> **ABOUT THIS EXERCISE**
Print out the whole listing below exactly as it is written.

• • • •

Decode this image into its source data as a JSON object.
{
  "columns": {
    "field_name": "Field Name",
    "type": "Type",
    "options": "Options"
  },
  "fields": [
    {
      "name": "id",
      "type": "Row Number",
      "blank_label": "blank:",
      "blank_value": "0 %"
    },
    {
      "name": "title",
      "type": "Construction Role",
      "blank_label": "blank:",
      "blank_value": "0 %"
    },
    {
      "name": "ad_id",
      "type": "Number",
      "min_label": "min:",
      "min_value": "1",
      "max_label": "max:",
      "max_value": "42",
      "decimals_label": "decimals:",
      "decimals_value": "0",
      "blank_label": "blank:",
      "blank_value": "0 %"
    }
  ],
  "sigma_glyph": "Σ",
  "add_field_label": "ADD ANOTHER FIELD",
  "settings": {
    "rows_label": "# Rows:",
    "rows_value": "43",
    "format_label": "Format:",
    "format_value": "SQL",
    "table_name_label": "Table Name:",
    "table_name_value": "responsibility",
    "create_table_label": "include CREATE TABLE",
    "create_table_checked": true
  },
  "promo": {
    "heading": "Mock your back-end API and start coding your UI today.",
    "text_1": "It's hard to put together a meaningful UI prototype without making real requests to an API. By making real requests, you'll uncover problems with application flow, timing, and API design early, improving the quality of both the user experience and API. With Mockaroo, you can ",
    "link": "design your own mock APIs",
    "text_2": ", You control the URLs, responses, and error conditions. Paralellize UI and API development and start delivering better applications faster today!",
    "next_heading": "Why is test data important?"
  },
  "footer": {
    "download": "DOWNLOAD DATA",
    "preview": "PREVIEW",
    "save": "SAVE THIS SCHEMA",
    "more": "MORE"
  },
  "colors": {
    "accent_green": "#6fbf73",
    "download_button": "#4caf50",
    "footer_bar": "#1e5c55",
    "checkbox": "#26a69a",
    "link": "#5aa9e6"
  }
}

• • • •

> **EXERCISE SOLUTION**
Decode this image into its source data as a JSON object.
{
  "columns": {
    "field_name": "Field Name",
    "type": "Type",
    "options": "Options"
  },
  "fields": [
    {
      "name": "id",
      "type": "Row Number",
      "blank_label": "blank:",
      "blank_value": "0 %"
    },
    {
      "name": "title",
      "type": "Construction Role",
      "blank_label": "blank:",
      "blank_value": "0 %"
    },
    {
      "name": "ad_id",
      "type": "Number",
      "min_label": "min:",
      "min_value": "1",
      "max_label": "max:",
      "max_value": "42",
      "decimals_label": "decimals:",
      "decimals_value": "0",
      "blank_label": "blank:",
      "blank_value": "0 %"
    }
  ],
  "sigma_glyph": "Σ",
  "add_field_label": "ADD ANOTHER FIELD",
  "settings": {
    "rows_label": "# Rows:",
    "rows_value": "43",
    "format_label": "Format:",
    "format_value": "SQL",
    "table_name_label": "Table Name:",
    "table_name_value": "responsibility",
    "create_table_label": "include CREATE TABLE",
    "create_table_checked": true
  },
  "promo": {
    "heading": "Mock your back-end API and start coding your UI today.",
    "text_1": "It's hard to put together a meaningful UI prototype without making real requests to an API. By making real requests, you'll uncover problems with application flow, timing, and API design early, improving the quality of both the user experience and API. With Mockaroo, you can ",
    "link": "design your own mock APIs",
    "text_2": ", You control the URLs, responses, and error conditions. Paralellize UI and API development and start delivering better applications faster today!",
    "next_heading": "Why is test data important?"
  },
  "footer": {
    "download": "DOWNLOAD DATA",
    "preview": "PREVIEW",
    "save": "SAVE THIS SCHEMA",
    "more": "MORE"
  },
  "colors": {
    "accent_green": "#6fbf73",
    "download_button": "#4caf50",
    "footer_bar": "#1e5c55",
    "checkbox": "#26a69a",
    "link": "#5aa9e6"
  }
}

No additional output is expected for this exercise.